This column is ‘for the ladies’ and those who love them. October is Breast Cancer Awareness Month in Canada. Each year, thousands of Canadians are touched by breast cancer – individuals living with the disease, their families, friends, and loved ones. Breast cancer is the most common cancer diagnosed among Canadian women. Despite slight declines in mortality rates over the past decade for women with breast cancer, it is estimated that about 1 in 8 Canadian women will develop breast cancer during their lifetime and 1 in 33 will die from it.
· 27,400 women will be diagnosed with breast cancer. This represents 25 percent of all new cancer cases in women in 2020.
· 5,100 women will die from breast cancer. This represents 13 percent of all cancer deaths in women in 2020.
· On average, 75 Canadian women will be diagnosed with breast cancer every day.
· On average, 14 Canadian women will die from breast cancer every day.
· 240 men will be diagnosed with breast cancer during the year and 55 will die from breast cancer.
Statistically, a senior woman with breast cancer is defined as a person who has been diagnosed at 65 or older. The risk of breast cancer increases with age. In Canada, the median age of cancer diagnosis is between 65-69 years of age, and 88 percent of all new cases are diagnosed in individuals over the age of 50. An estimated 61 percent of cancer deaths also occur in people aged 70 years or older.
If you are over the age of 65, your treatment and care decisions may require different considerations than for younger women. Research indicates that senior women with breast cancer experience distinct challenges in the healthcare system.
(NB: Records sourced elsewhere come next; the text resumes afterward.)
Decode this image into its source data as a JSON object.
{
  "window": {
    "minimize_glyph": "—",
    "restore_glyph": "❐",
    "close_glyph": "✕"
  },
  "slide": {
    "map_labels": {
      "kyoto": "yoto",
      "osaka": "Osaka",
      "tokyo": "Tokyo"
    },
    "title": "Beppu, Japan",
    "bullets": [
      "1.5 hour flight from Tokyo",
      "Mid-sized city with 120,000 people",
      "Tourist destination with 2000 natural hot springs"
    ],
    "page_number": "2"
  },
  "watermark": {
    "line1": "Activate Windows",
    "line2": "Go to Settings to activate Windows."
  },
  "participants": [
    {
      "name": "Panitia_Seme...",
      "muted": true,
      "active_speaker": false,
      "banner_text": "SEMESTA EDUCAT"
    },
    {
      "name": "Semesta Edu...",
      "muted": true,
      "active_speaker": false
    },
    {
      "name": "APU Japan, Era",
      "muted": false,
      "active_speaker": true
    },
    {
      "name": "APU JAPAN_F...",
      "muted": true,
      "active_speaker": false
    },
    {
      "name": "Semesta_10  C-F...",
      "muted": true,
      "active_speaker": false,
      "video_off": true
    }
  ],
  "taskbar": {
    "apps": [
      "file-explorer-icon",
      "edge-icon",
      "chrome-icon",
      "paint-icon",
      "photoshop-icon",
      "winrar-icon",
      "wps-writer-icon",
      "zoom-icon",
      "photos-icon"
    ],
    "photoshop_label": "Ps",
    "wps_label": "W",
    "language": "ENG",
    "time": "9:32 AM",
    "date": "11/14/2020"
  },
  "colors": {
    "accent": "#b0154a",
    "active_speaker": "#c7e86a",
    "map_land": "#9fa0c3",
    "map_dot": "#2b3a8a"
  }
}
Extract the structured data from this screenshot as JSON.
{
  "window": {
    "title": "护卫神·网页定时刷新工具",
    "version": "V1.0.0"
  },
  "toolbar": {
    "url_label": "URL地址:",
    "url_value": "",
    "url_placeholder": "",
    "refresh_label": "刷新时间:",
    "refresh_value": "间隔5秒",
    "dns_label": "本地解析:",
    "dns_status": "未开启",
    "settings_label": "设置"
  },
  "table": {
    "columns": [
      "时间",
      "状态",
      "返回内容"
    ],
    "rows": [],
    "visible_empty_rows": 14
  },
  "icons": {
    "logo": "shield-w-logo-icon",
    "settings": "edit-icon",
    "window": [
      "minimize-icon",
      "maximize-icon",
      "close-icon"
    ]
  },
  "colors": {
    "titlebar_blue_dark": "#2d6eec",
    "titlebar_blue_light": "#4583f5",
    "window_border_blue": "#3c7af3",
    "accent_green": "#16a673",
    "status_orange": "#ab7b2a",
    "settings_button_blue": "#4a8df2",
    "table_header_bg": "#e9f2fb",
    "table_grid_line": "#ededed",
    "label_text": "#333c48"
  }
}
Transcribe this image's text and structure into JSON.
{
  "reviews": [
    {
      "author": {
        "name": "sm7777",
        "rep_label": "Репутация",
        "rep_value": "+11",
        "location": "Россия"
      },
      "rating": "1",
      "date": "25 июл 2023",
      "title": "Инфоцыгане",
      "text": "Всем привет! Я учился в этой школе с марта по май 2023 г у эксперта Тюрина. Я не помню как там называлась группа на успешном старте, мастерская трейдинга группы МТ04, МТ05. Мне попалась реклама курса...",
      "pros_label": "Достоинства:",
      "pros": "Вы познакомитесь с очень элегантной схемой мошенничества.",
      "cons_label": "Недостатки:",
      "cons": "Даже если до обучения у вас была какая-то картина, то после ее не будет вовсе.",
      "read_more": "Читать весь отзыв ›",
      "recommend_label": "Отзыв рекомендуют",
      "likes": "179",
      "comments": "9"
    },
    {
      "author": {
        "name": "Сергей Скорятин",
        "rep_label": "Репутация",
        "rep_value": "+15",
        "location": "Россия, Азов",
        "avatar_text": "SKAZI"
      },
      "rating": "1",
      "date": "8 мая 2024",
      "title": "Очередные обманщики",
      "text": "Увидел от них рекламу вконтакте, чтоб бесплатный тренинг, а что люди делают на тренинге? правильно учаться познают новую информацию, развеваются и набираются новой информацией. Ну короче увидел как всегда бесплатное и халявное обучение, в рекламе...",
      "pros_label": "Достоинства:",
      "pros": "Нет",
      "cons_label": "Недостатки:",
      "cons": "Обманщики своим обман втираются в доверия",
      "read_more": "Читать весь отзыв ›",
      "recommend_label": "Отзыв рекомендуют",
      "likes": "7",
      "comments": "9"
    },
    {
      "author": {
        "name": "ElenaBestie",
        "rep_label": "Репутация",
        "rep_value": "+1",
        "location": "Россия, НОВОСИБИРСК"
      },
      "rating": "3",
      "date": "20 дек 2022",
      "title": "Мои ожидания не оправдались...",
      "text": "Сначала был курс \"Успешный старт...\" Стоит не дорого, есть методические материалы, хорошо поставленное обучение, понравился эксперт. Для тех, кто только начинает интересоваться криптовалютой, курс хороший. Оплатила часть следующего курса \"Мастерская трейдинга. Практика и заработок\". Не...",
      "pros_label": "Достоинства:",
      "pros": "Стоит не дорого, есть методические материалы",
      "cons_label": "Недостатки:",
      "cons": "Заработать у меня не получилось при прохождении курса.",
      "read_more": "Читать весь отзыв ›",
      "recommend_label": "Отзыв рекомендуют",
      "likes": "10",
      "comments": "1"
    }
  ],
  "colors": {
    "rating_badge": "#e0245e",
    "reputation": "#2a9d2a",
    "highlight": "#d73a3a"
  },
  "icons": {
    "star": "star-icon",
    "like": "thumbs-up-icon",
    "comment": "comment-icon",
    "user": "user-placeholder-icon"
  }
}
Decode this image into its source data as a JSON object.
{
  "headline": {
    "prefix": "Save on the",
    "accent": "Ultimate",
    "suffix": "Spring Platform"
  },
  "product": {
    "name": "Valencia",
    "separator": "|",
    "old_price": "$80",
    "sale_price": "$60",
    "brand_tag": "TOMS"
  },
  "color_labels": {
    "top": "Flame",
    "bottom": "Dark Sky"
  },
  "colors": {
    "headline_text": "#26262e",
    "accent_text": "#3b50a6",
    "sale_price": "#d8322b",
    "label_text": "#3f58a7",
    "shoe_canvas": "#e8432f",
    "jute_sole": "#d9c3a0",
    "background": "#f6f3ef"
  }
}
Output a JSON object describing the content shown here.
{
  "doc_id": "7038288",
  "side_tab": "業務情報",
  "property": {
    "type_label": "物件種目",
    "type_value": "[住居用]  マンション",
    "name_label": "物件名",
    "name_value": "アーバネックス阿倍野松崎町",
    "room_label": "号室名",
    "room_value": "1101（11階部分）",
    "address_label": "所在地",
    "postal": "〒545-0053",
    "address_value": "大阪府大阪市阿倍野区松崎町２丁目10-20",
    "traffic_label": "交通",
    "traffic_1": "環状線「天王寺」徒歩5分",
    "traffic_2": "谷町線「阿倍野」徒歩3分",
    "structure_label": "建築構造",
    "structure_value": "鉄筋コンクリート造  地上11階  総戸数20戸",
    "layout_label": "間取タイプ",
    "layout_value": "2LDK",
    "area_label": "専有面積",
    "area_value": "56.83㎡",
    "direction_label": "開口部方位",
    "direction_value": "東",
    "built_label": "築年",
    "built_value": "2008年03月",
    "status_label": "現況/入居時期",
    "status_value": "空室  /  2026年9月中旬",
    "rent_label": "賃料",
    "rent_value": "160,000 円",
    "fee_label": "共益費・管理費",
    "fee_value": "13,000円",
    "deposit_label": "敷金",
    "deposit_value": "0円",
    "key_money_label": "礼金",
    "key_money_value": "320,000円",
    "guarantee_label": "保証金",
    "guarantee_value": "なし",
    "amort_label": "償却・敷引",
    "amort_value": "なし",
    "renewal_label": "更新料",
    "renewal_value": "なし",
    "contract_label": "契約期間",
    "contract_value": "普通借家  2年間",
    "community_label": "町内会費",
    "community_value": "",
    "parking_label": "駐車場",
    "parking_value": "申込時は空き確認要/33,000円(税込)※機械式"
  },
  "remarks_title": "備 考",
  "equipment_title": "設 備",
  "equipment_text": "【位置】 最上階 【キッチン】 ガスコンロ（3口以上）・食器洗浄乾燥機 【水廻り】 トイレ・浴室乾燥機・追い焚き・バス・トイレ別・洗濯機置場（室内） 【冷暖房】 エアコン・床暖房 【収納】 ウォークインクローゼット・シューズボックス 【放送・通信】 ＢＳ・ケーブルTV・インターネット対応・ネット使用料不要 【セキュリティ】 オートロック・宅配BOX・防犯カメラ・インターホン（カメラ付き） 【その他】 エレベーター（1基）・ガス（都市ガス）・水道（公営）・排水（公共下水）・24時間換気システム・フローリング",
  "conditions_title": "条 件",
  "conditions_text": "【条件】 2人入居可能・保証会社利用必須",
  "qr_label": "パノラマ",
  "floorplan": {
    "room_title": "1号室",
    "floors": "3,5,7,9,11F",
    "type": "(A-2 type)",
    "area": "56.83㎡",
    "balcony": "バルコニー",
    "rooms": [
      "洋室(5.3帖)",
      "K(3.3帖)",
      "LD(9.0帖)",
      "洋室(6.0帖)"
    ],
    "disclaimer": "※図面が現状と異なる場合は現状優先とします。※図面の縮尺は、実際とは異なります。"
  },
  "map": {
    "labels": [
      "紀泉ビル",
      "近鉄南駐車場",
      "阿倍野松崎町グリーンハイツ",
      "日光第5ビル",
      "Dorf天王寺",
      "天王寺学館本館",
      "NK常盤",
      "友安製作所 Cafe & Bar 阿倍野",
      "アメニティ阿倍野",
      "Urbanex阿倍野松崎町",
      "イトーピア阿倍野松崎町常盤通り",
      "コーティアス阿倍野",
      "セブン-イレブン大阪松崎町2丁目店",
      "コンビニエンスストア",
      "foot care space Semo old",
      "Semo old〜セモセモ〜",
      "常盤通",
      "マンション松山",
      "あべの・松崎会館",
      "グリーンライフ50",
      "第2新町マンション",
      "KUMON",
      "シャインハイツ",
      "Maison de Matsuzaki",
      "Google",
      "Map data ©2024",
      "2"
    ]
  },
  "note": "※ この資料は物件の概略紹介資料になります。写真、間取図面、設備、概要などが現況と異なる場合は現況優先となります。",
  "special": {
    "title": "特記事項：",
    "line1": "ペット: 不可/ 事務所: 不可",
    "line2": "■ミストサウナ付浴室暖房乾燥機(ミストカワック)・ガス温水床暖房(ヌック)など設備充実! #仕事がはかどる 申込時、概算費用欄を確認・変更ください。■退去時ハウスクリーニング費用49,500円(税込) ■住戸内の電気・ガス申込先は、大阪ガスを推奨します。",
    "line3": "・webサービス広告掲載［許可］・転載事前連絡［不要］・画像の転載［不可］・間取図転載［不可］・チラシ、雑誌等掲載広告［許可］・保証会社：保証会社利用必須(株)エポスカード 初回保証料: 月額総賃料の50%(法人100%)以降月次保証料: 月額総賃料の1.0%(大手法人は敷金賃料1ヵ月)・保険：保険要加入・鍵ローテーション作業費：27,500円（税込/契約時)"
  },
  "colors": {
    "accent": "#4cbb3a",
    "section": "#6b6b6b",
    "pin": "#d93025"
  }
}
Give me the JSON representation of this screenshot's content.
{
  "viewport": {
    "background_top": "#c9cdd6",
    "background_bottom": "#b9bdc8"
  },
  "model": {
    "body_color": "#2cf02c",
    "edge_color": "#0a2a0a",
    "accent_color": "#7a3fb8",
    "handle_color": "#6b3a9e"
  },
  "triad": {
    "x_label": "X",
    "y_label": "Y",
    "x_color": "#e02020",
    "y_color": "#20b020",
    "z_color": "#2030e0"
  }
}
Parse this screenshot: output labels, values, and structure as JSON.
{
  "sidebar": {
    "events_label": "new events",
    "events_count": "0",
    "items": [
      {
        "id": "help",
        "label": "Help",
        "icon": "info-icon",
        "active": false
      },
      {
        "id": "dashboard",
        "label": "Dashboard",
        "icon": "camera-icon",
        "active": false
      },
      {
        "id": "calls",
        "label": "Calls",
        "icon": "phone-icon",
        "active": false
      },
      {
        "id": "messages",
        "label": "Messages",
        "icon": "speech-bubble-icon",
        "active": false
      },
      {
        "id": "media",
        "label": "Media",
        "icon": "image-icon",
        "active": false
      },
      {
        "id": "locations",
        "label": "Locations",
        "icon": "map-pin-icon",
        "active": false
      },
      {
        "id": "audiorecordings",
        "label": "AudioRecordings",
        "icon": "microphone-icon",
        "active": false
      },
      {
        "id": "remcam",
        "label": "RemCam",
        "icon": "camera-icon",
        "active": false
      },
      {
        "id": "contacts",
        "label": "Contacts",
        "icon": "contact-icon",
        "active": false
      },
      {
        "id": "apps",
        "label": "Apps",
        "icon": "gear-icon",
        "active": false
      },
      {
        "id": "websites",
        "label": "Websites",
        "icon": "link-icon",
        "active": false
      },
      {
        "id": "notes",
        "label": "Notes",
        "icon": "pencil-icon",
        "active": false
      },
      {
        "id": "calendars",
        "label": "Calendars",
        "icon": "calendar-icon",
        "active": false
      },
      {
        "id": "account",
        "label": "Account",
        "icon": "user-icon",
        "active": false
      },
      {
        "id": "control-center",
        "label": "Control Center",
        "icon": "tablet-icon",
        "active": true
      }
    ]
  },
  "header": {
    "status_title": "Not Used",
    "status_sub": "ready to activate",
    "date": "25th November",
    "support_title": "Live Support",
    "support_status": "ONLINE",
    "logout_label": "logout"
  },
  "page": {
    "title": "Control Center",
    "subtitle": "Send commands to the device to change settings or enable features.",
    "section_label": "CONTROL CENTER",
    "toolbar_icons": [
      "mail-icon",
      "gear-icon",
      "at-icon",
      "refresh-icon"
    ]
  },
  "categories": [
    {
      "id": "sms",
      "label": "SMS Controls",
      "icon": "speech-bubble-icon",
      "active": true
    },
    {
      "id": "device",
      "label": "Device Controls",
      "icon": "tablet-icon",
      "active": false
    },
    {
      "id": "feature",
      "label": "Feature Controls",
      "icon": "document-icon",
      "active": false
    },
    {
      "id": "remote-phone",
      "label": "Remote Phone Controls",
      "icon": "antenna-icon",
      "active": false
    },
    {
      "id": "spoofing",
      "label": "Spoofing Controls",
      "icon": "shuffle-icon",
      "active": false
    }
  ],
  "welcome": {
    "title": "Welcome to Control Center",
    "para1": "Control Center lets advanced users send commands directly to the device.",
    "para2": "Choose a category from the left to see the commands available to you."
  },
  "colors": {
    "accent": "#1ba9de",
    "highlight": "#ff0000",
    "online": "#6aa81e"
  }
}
Many older women often delay reporting, or underreport symptoms and signs of breast cancer to their healthcare provider, which can lead to cancer being diagnosed at a more advanced stage.
Many senior women are affected by multiple disorders or diseases at the same time, in addition to breast cancer. Treatments for other disorders can impact your choices in breast cancer treatment and care as well. Senior women also face challenges with under-treatment, as they are not always presented with the same treatment options as younger women because it is assumed that they will benefit less due to their age.
Senior women are also underrepresented in clinical trial research for breast cancer, leading to a limited knowledge base on how breast cancer should be treated and managed in elderly women. There is also some evidence to suggest that many older women, when faced with a breast cancer diagnosis, have fewer supportive networks to rely on, than younger women. This can impact a senior woman’s emotional, psychological, and social reaction to a breast cancer diagnosis.
With the plethora of available statistics and risk factors in mind, the Ontario Breast Screening Guidelines suggest that women aged 40 to 49 and over age 74 be aware of any changes in their breasts and report any unusual findings to their health care provider; have an annual physical breast exam by a trained health care provider; and discuss the need for a mammogram with their health care provider. In addition to the professional interventions, develop a healthy habit of monthly self-breast examination. Ask your health care professional for a brochure or further information.
Support the ladies in your life by wearing pink and assisting them in their efforts to keep their health in the pink.
Information in this column is compiled by Shell-Lee Wert, CCSH, 470 Dundas Street East, Unit 63, Belleville, K8N 1G1. Please visit our website at https://ccsh.ca or email me at email@example.com, or call 613-969-0130 or 613-396-6591 for information and assistance. Community Care is a proud United Way member agency. Funding in part from the South East Local Health Integration Network.